Chapter 13: the Jeffersonian.
- Objects of the Jeffersonian -- its character -- a novel glorious -- victory paragraph -- the Graves and Cilley duel -- the editor overworked.
The slender income derived from the New Yorker obliged its editor to engage in other labors. He wrote, as occasion offered, for various periodicals. The Daily Whig he supplied with its leading article for several months, and in 1838 undertook the entire editorial charge of the Jeffersonian, a weekly paper of the “campaign” description, started at Albany on the third of March, and continuing in existence for one year. With the conception and the establishment of the Jeffersonian, Horace Greeley had nothing to do. It was published under the auspices and by the direction of the Whig Central Committee of the State of New York, and the fund for its establishment was contributed by the leading politicians of the State in sums of ten dollars. ‘I never sought the post of its editor,’ wrote Mr. Greeley in 1848, ‘but was sought for it by leading whigs whom I had never before personally known.’ It was afforded at fifty cents a year, attained rapidly a circulation of fifteen thousand; the editor, who spent three days of each week in Albany, receiving for his year's services a thousand dollars. The ostensible object of the paper was —to quote the language of its projectors—‘to furnish to every person within the State of New York a complete summary of political intelligence, at a rate which shall place it absolutely within the reach of every man who will read it.’ But, according to the subsequent explanation of the Tribune, ‘it was established on the impulse of the whig tornado of 1837, to secure a like result in 1838, so as to give the Whig party a Governor, Lieutenant Governor, Senate, Assembly, U. S. Senator, Congressmen, and all the vast executive patronage of the State, then amounting to millions of dollars a year.’  The Jeffersonian was a good paper. It was published in a neat quarto form of eight pages. Its editorials, generally few and brief, were written to convince, not to inflame, to enlighten, not to blind. It published a great many of the best speeches of the day, some for, some against, its own principles. Each number contained a full and well-compiled digest of political intelligence, and one page, or more, of general intelligence. It was not, in the slightest degree, like what is generally understood by a “campaign paper.” Capital letters and points of admiration were as little used as in the sedate and courteous columns of the New Yorker; and there is scarcely anything to be found of the “Glorious-victory” sort except this:

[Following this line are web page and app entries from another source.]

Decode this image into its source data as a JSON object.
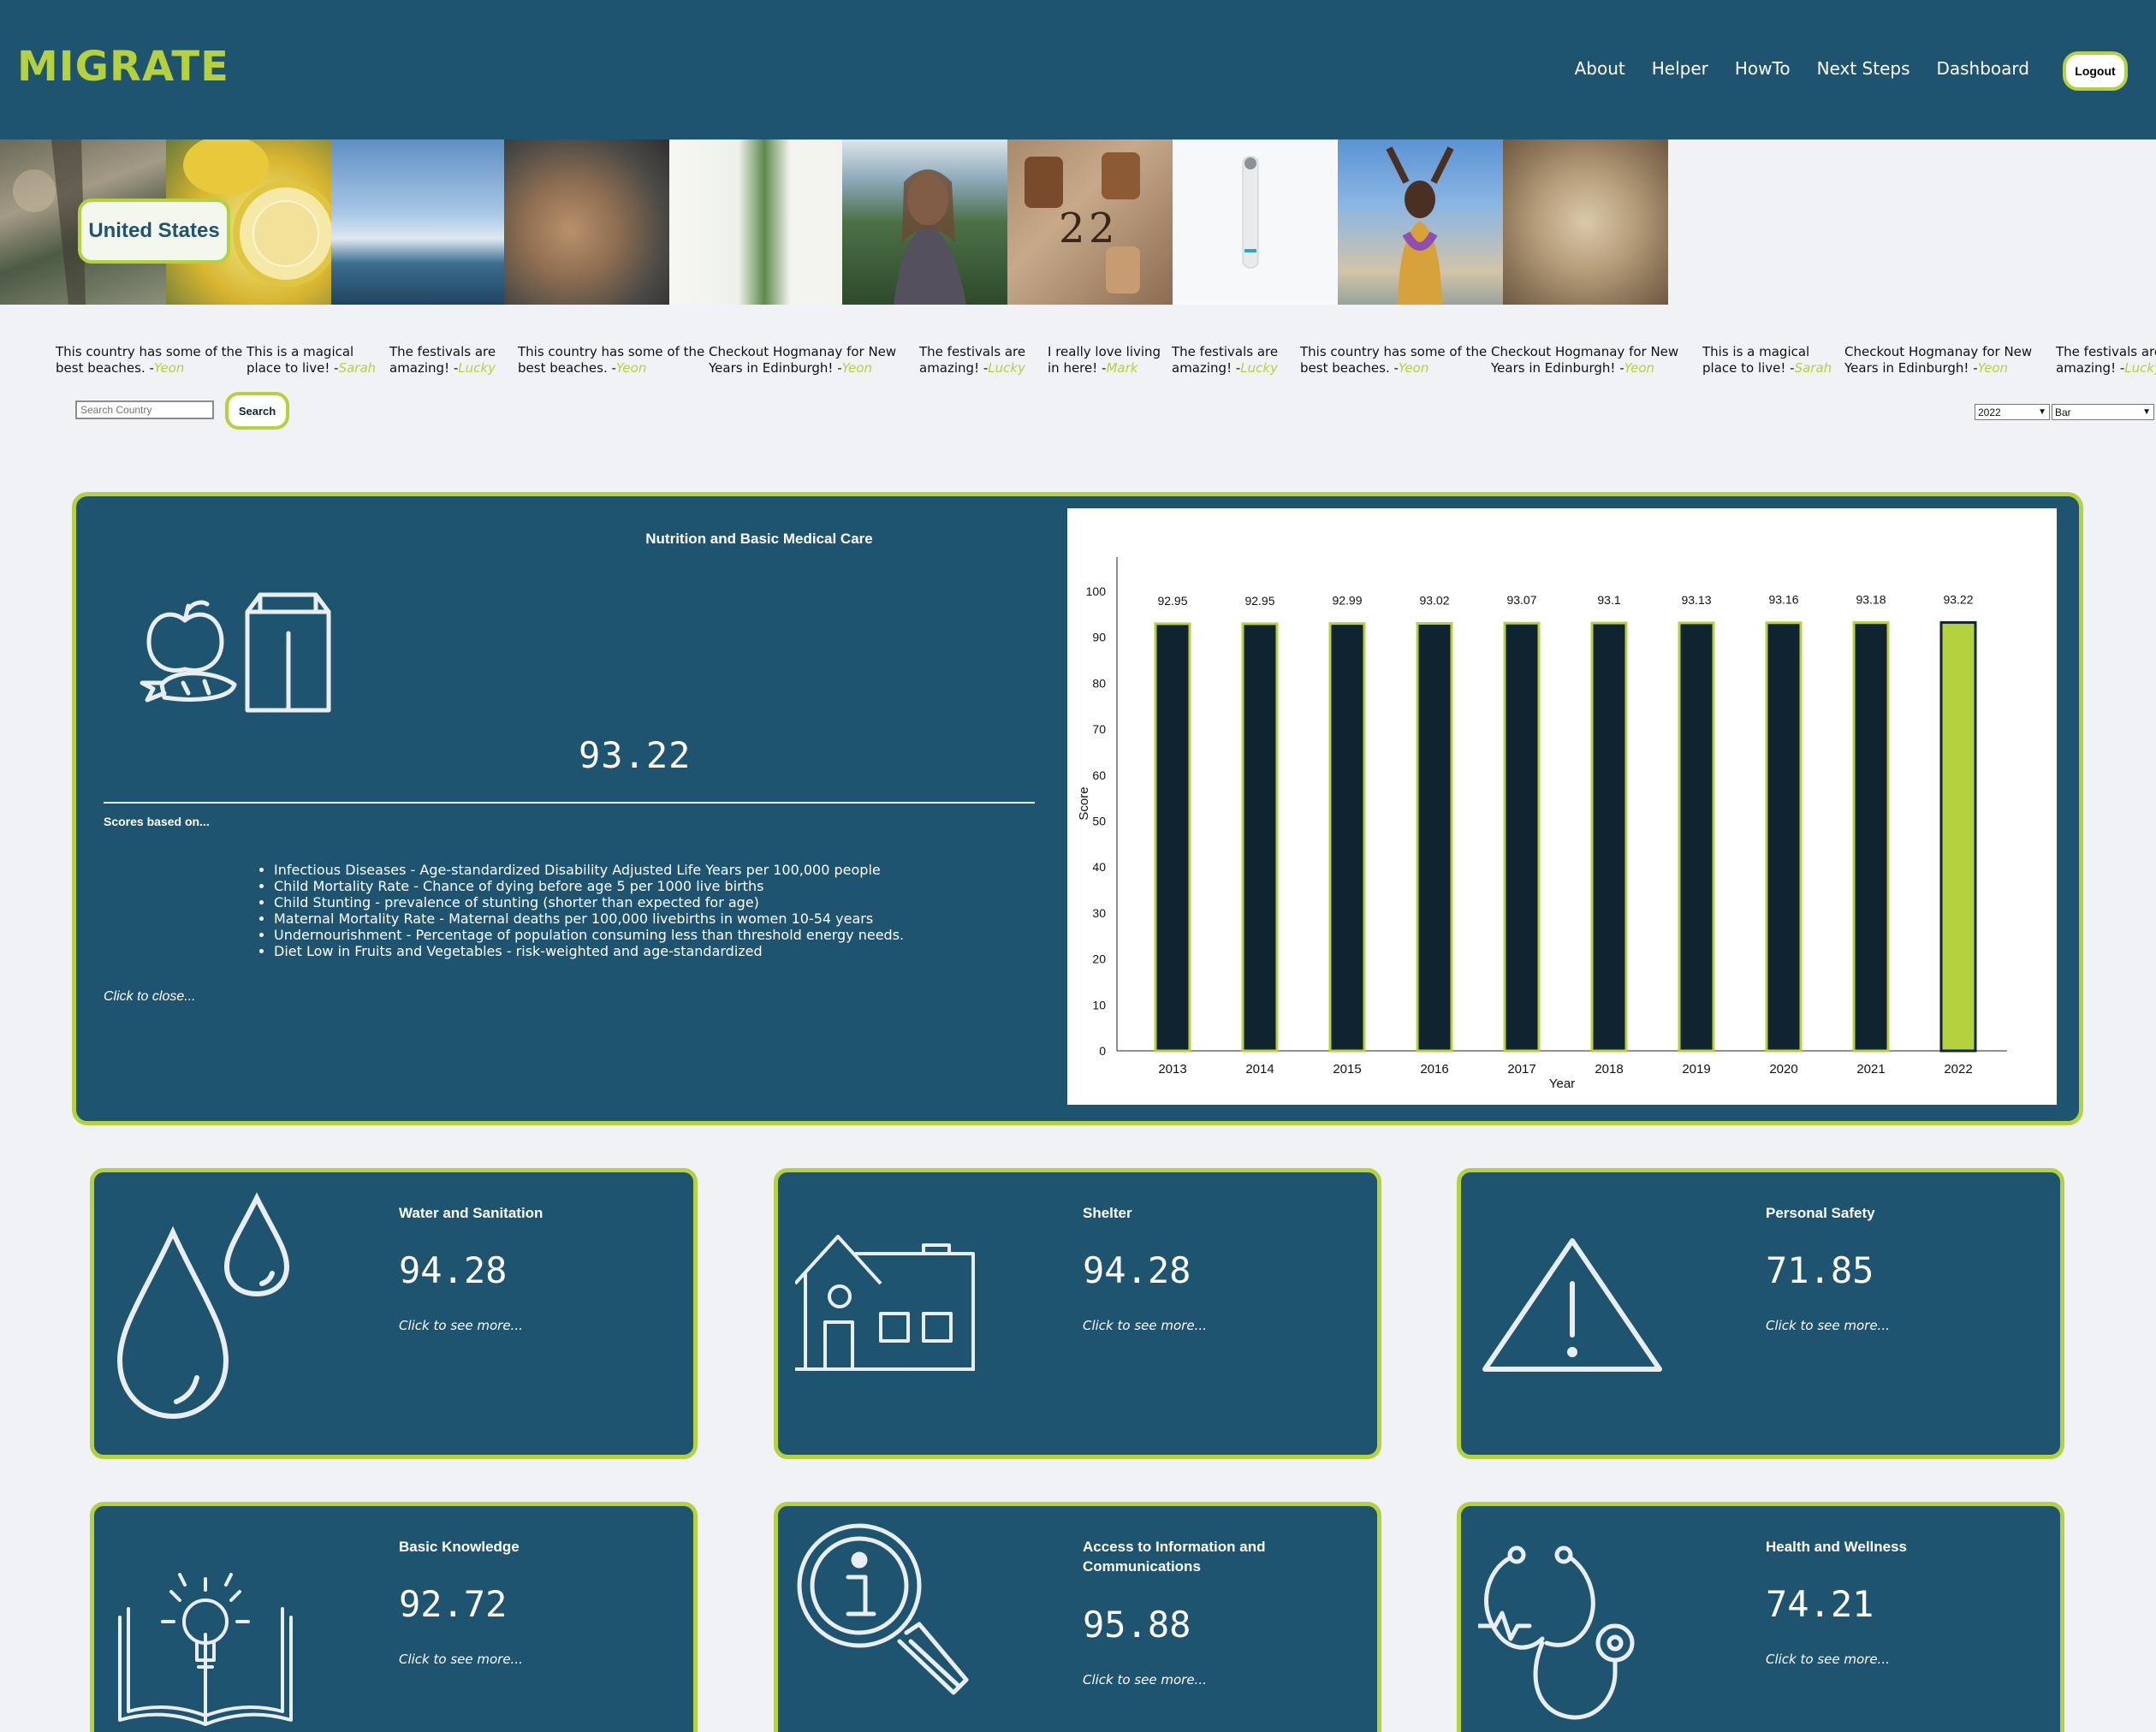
{
  "app": {
    "logo": "MIGRATE"
  },
  "nav": {
    "items": [
      "About",
      "Helper",
      "HowTo",
      "Next Steps",
      "Dashboard"
    ],
    "logout_label": "Logout"
  },
  "hero": {
    "country": "United States"
  },
  "testimonials": [
    {
      "text": "This country has some of the best beaches. -",
      "author": "Yeon"
    },
    {
      "text": "This is a magical place to live! -",
      "author": "Sarah"
    },
    {
      "text": "The festivals are amazing! -",
      "author": "Lucky"
    },
    {
      "text": "This country has some of the best beaches. -",
      "author": "Yeon"
    },
    {
      "text": "Checkout Hogmanay for New Years in Edinburgh! -",
      "author": "Yeon"
    },
    {
      "text": "The festivals are amazing! -",
      "author": "Lucky"
    },
    {
      "text": "I really love living in here! -",
      "author": "Mark"
    },
    {
      "text": "The festivals are amazing! -",
      "author": "Lucky"
    },
    {
      "text": "This country has some of the best beaches. -",
      "author": "Yeon"
    },
    {
      "text": "Checkout Hogmanay for New Years in Edinburgh! -",
      "author": "Yeon"
    },
    {
      "text": "This is a magical place to live! -",
      "author": "Sarah"
    },
    {
      "text": "Checkout Hogmanay for New Years in Edinburgh! -",
      "author": "Yeon"
    },
    {
      "text": "The festivals are amazing! -",
      "author": "Lucky"
    }
  ],
  "search": {
    "placeholder": "Search Country",
    "button_label": "Search",
    "year_select": "2022",
    "chart_type_select": "Bar"
  },
  "main_panel": {
    "title": "Nutrition and Basic Medical Care",
    "score": "93.22",
    "based_on_label": "Scores based on...",
    "indicators": [
      "Infectious Diseases - Age-standardized Disability Adjusted Life Years per 100,000 people",
      "Child Mortality Rate - Chance of dying before age 5 per 1000 live births",
      "Child Stunting - prevalence of stunting (shorter than expected for age)",
      "Maternal Mortality Rate - Maternal deaths per 100,000 livebirths in women 10-54 years",
      "Undernourishment - Percentage of population consuming less than threshold energy needs.",
      "Diet Low in Fruits and Vegetables - risk-weighted and age-standardized"
    ],
    "close_label": "Click to close..."
  },
  "chart_data": {
    "type": "bar",
    "categories": [
      "2013",
      "2014",
      "2015",
      "2016",
      "2017",
      "2018",
      "2019",
      "2020",
      "2021",
      "2022"
    ],
    "values": [
      92.95,
      92.95,
      92.99,
      93.02,
      93.07,
      93.1,
      93.13,
      93.16,
      93.18,
      93.22
    ],
    "value_labels": [
      "92.95",
      "92.95",
      "92.99",
      "93.02",
      "93.07",
      "93.1",
      "93.13",
      "93.16",
      "93.18",
      "93.22"
    ],
    "highlight_category": "2022",
    "xlabel": "Year",
    "ylabel": "Score",
    "ylim": [
      0,
      100
    ],
    "yticks": [
      0,
      10,
      20,
      30,
      40,
      50,
      60,
      70,
      80,
      90,
      100
    ],
    "grid": false,
    "colors": {
      "bar": "#0f2430",
      "bar_border": "#b6d13e",
      "highlight": "#b6d13e",
      "highlight_border": "#0f2430"
    }
  },
  "cards": [
    {
      "title": "Water and Sanitation",
      "score": "94.28",
      "more": "Click to see more...",
      "icon": "water-drops-icon"
    },
    {
      "title": "Shelter",
      "score": "94.28",
      "more": "Click to see more...",
      "icon": "house-icon"
    },
    {
      "title": "Personal Safety",
      "score": "71.85",
      "more": "Click to see more...",
      "icon": "warning-icon"
    },
    {
      "title": "Basic Knowledge",
      "score": "92.72",
      "more": "Click to see more...",
      "icon": "book-lightbulb-icon"
    },
    {
      "title": "Access to Information and Communications",
      "score": "95.88",
      "more": "Click to see more...",
      "icon": "info-magnifier-icon"
    },
    {
      "title": "Health and Wellness",
      "score": "74.21",
      "more": "Click to see more...",
      "icon": "stethoscope-icon"
    }
  ],
  "theme": {
    "primary": "#1e5470",
    "accent": "#b6d13e",
    "background": "#f0f2f5",
    "dark": "#0f2430"
  }
}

‘Glorious Victory! “We have met the enemy, and they are ours!” Our whole ticket, with the exception of town clerk, one constable, three fence-viewers, a pound-master and two hog-reeves elected! There never was such a triumph!’ Stop, my friend. Have you elected the best men to the several offices to be filled? Have you chosen men who have hitherto evinced not only capacity but integrity?—men whom you would trust implicity in every relation and business of life? Above all, have you selected the very best person in the township for the important office of Justice of the Peace? If yea, we rejoice with you. If the men whose election will best subserve the cause of virtue and public order have been chosen, even your opponents will have little reason for regret. If it be otherwise, you have achieved but an empty and dubious triumph.It would be gratifying to know what the Whig Central Committee thought of such unexampled “campaign ” language. In a word, the Jeffersonian was a better fifty cents worth of thought and fact than had previously, or has since, been afforded, in the form of a weekly paper. The columns of the Jeffersonian afford little material for the purposes of this volume. There are scarcely any of those characteristic touches, those autobiographical allusions, that contribute so much to the interest of other papers with which our hero has been connected. This is one, however: (Whosoever may have picked up the wallet of the editor of this paper—lost somewhere near State street, about the 20th ult., shall receive half the contents, all round, by returning the balance to this office.)  I will indulge the reader with one article entire from the Jeffersonian; 1, because it is interesting; 2, because it will serve to show the spirit and the manner of the editor in recording and commenting upon the topics of the day. He has since written more emphatic, but not more effective articles, on similar subjects:
The year of the Jeffersonian was a most laborious and harassing one. No one but a Greeley would or could have endured such continuous and distracting toils. He had two papers to provide for; papers diverse in character, papers published a hundred and fifty miles apart, papers to which expectant thousands looked for their weekly supply of mental pabulum. As soon as the agony of getting the New Yorker to press was over, and copy for the outside of the next number given out, away rushed the editor to the Albany boat; and after a night of battle with the bed-bugs of the cabin, or the politicians of the hurricane-deck, he hurried off to new duties at the office of the Jeffersonian. The Albany boat of 1838 was a very different style of conveyance from the Albany boat of the present  year of our Lord. It was, in fact, not much more than six times as elegant and comfortable as the steamers that, at this hour, ply in the seas and channels of Europe. The sufferings of our hero may be imagined. But, not his labors. They can be understood only by those who know, by blessed experience, what it is to get up, or try to get up, a good, correct, timely, and entertaining weekly paper. The subject of editorial labor, however, must be reserved for a future page.